Dataset excerpts:

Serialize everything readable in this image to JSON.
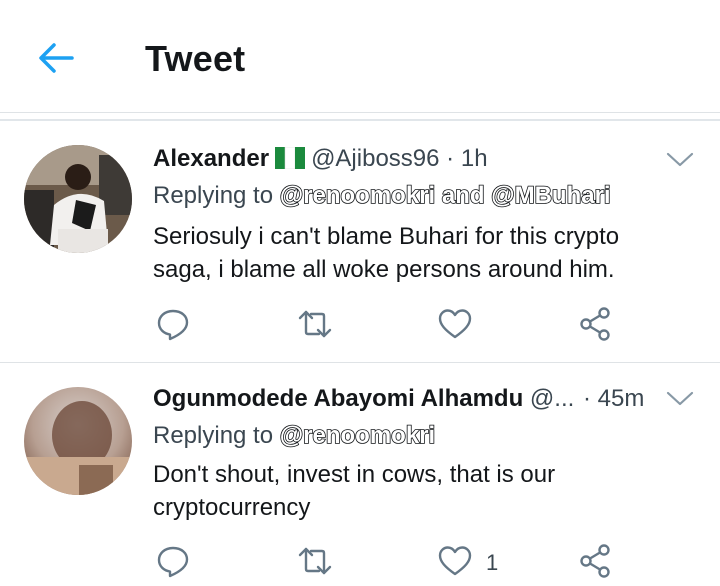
{
  "header": {
    "title": "Tweet",
    "back_icon": "arrow-left-icon",
    "accent": "#1da1f2"
  },
  "tweets": [
    {
      "display_name": "Alexander",
      "flag_icon": "nigeria-flag-icon",
      "handle": "@Ajiboss96",
      "separator": "·",
      "time": "1h",
      "replying_prefix": "Replying to ",
      "replying_to": "@renoomokri and @MBuhari",
      "text_line1": "Seriosuly i can't blame Buhari for this crypto",
      "text_line2": "saga, i blame all woke persons around him.",
      "like_count": ""
    },
    {
      "display_name": "Ogunmodede Abayomi Alhamdu",
      "handle": "@...",
      "separator": "·",
      "time": "45m",
      "replying_prefix": "Replying to ",
      "replying_to": "@renoomokri",
      "text_line1": "Don't shout, invest in cows, that is our",
      "text_line2": "cryptocurrency",
      "like_count": "1"
    }
  ]
}
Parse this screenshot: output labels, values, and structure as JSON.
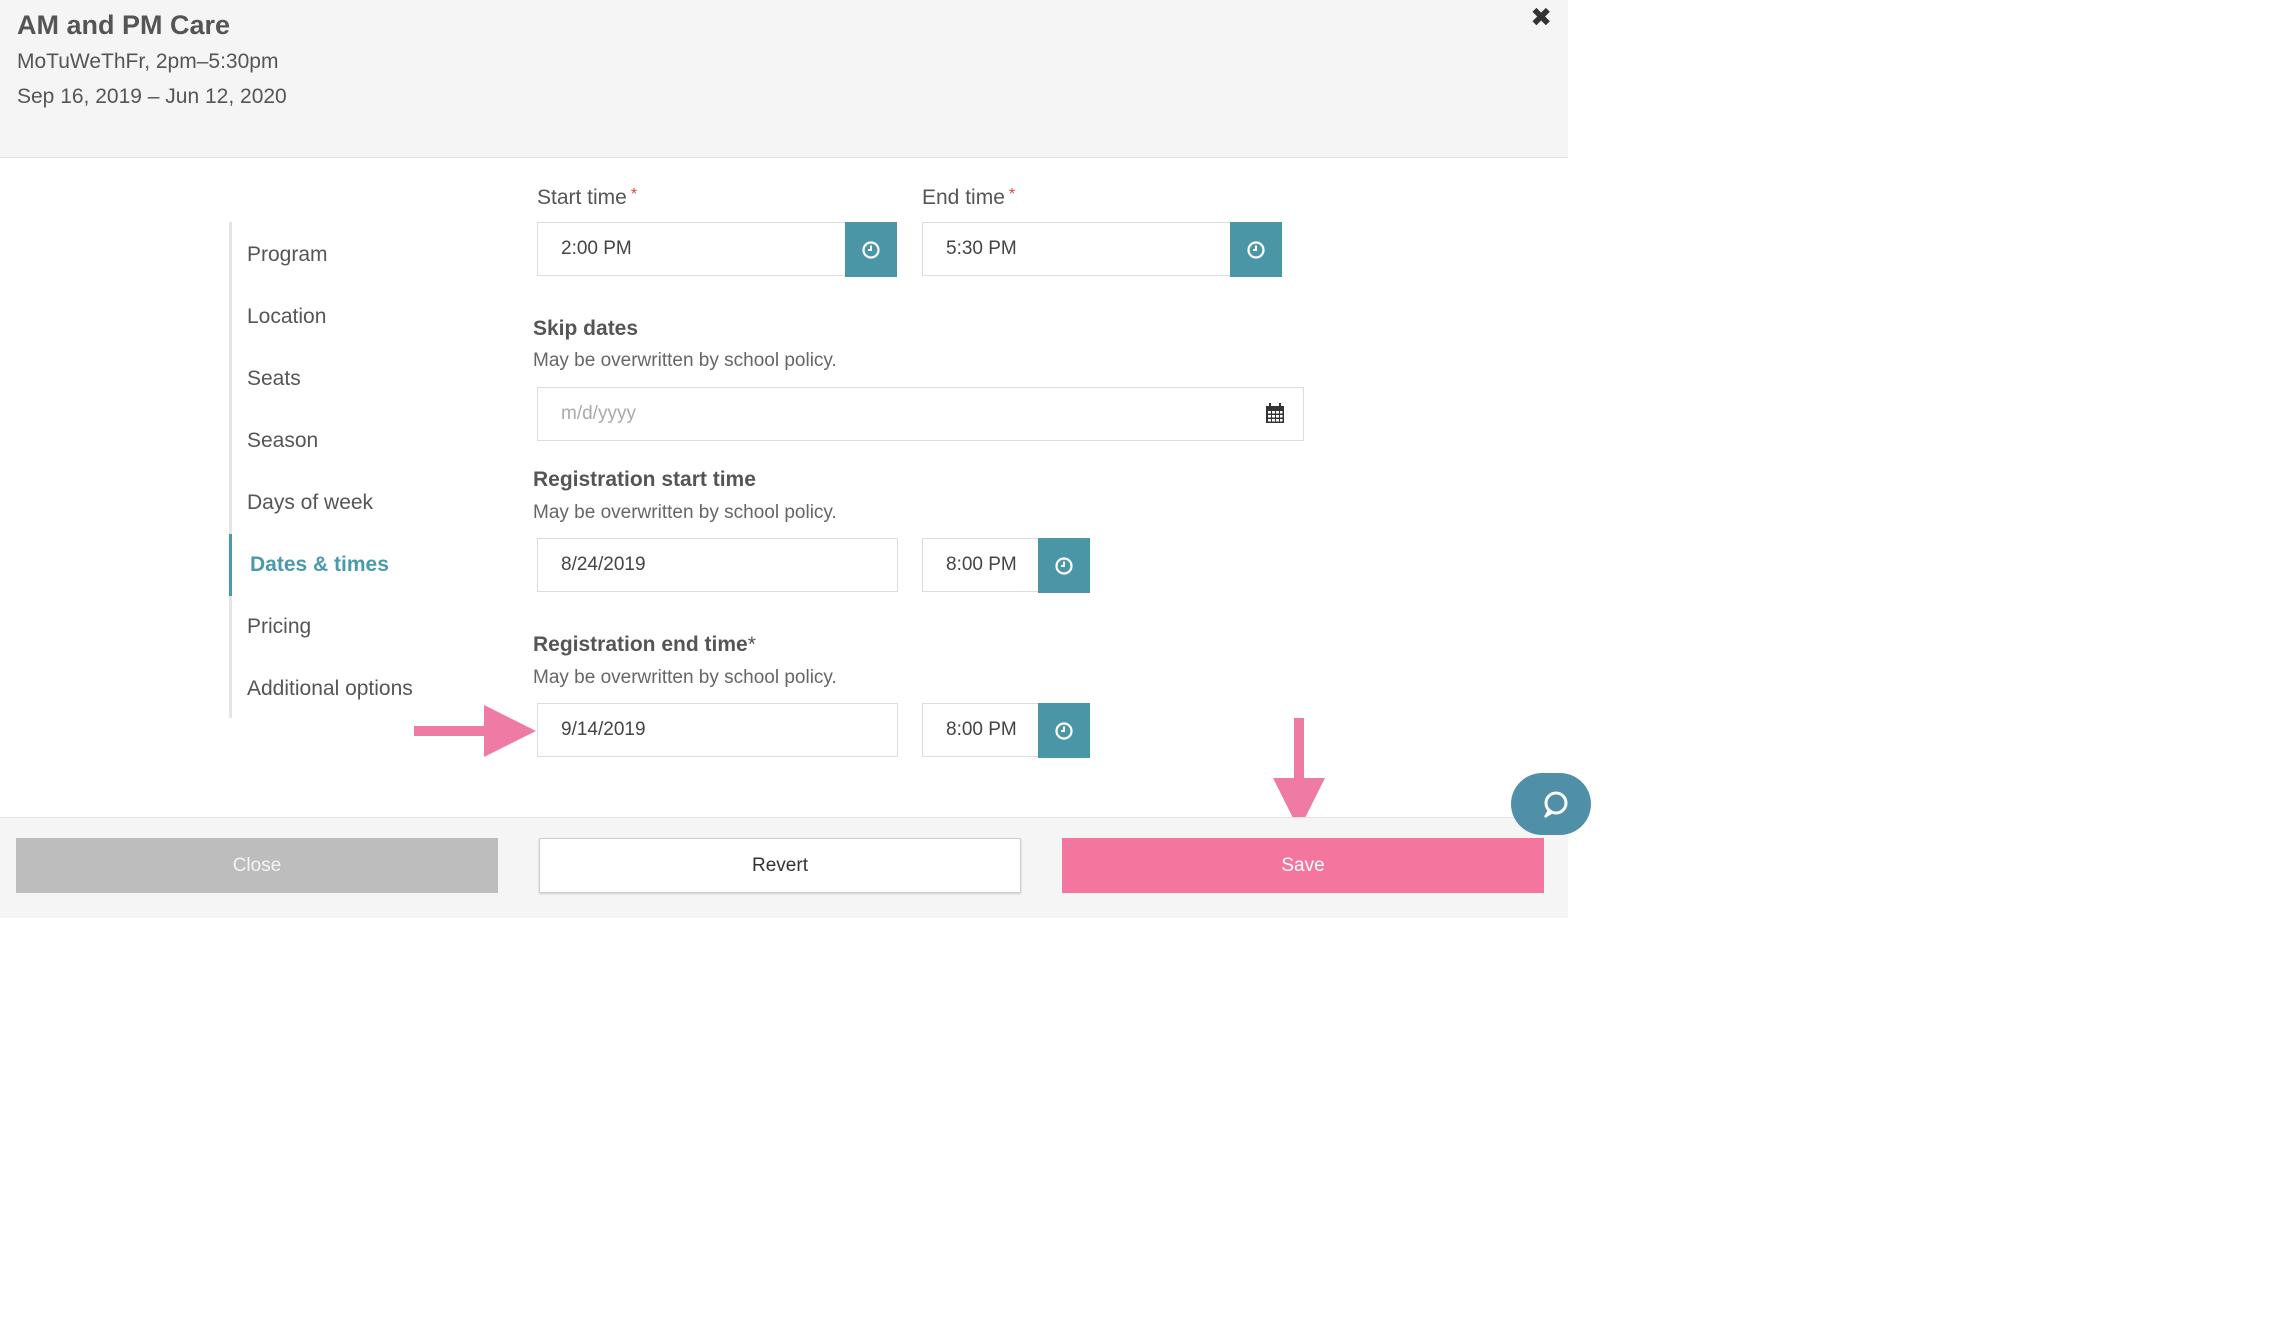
{
  "header": {
    "title": "AM and PM Care",
    "schedule": "MoTuWeThFr, 2pm–5:30pm",
    "date_range": "Sep 16, 2019 – Jun 12, 2020"
  },
  "sidebar": {
    "items": [
      {
        "label": "Program"
      },
      {
        "label": "Location"
      },
      {
        "label": "Seats"
      },
      {
        "label": "Season"
      },
      {
        "label": "Days of week"
      },
      {
        "label": "Dates & times",
        "active": true
      },
      {
        "label": "Pricing"
      },
      {
        "label": "Additional options"
      }
    ]
  },
  "form": {
    "start_time": {
      "label": "Start time",
      "required_mark": "*",
      "value": "2:00 PM"
    },
    "end_time": {
      "label": "End time",
      "required_mark": "*",
      "value": "5:30 PM"
    },
    "skip_dates": {
      "title": "Skip dates",
      "hint": "May be overwritten by school policy.",
      "placeholder": "m/d/yyyy"
    },
    "registration_start": {
      "title": "Registration start time",
      "hint": "May be overwritten by school policy.",
      "date": "8/24/2019",
      "time": "8:00 PM"
    },
    "registration_end": {
      "title": "Registration end time",
      "required_mark": "*",
      "hint": "May be overwritten by school policy.",
      "date": "9/14/2019",
      "time": "8:00 PM"
    }
  },
  "footer": {
    "close_label": "Close",
    "revert_label": "Revert",
    "save_label": "Save"
  },
  "colors": {
    "accent": "#4a96a6",
    "save": "#f4769e",
    "annotation_arrow": "#ef7aa3",
    "required": "#e0453a"
  },
  "icons": {
    "close": "close-x-icon",
    "clock": "clock-icon",
    "calendar": "calendar-icon",
    "chat": "chat-bubble-icon"
  }
}
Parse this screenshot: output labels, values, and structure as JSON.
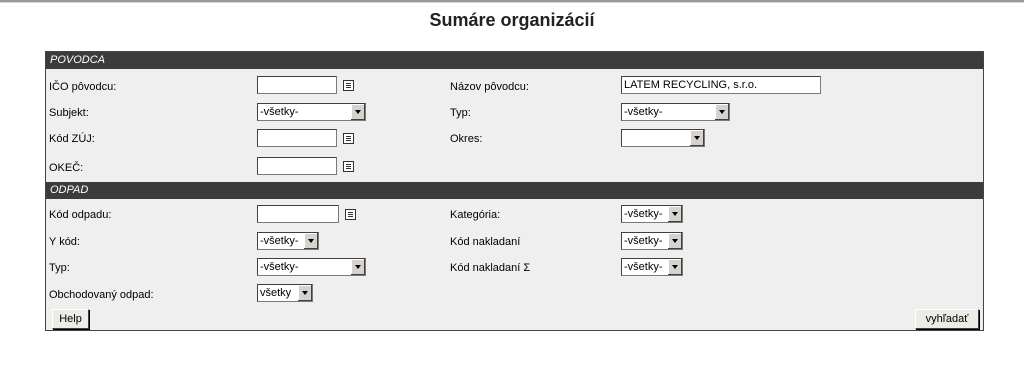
{
  "page": {
    "title": "Sumáre organizácií"
  },
  "sections": {
    "povodca": "POVODCA",
    "odpad": "ODPAD"
  },
  "povodca": {
    "ico_label": "IČO pôvodcu:",
    "ico_value": "",
    "nazov_label": "Názov pôvodcu:",
    "nazov_value": "LATEM RECYCLING, s.r.o.",
    "subjekt_label": "Subjekt:",
    "subjekt_value": "-všetky-",
    "typ_label": "Typ:",
    "typ_value": "-všetky-",
    "kodzuj_label": "Kód ZÚJ:",
    "kodzuj_value": "",
    "okres_label": "Okres:",
    "okres_value": "",
    "okec_label": "OKEČ:",
    "okec_value": ""
  },
  "odpad": {
    "kod_label": "Kód odpadu:",
    "kod_value": "",
    "kategoria_label": "Kategória:",
    "kategoria_value": "-všetky-",
    "ykod_label": "Y kód:",
    "ykod_value": "-všetky-",
    "nakladani_label": "Kód nakladaní",
    "nakladani_value": "-všetky-",
    "typ_label": "Typ:",
    "typ_value": "-všetky-",
    "nakladani_sum_label": "Kód nakladaní Σ",
    "nakladani_sum_value": "-všetky-",
    "obchod_label": "Obchodovaný odpad:",
    "obchod_value": "všetky"
  },
  "buttons": {
    "help": "Help",
    "search": "vyhľadať"
  }
}
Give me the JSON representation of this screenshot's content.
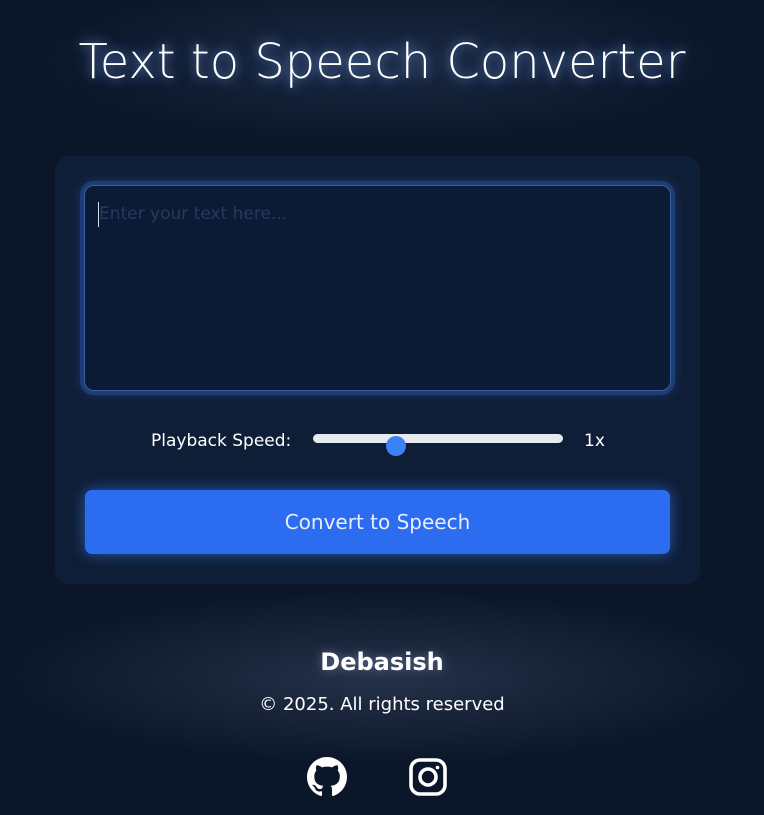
{
  "page": {
    "title": "Text to Speech Converter"
  },
  "editor": {
    "placeholder": "Enter your text here...",
    "value": ""
  },
  "speed": {
    "label": "Playback Speed:",
    "value_text": "1x",
    "value": 1,
    "min": 0.5,
    "max": 2,
    "step": 0.1
  },
  "actions": {
    "convert_label": "Convert to Speech"
  },
  "footer": {
    "author": "Debasish",
    "copyright": "© 2025. All rights reserved",
    "social": [
      {
        "icon": "github-icon"
      },
      {
        "icon": "instagram-icon"
      }
    ]
  },
  "colors": {
    "background": "#0c1629",
    "card": "#0f1e37",
    "accent": "#2b6cf0",
    "slider_thumb": "#3b82f6"
  }
}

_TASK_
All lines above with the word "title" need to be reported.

_REPLY_
    "title": "Tweet",
    "title": "AM and PM Care",
      "title": "Skip dates",
      "title": "Registration start time",
      "title": "Registration end time",
    "title": "Sumáre organizácií"
    "title": "Text to Speech Converter"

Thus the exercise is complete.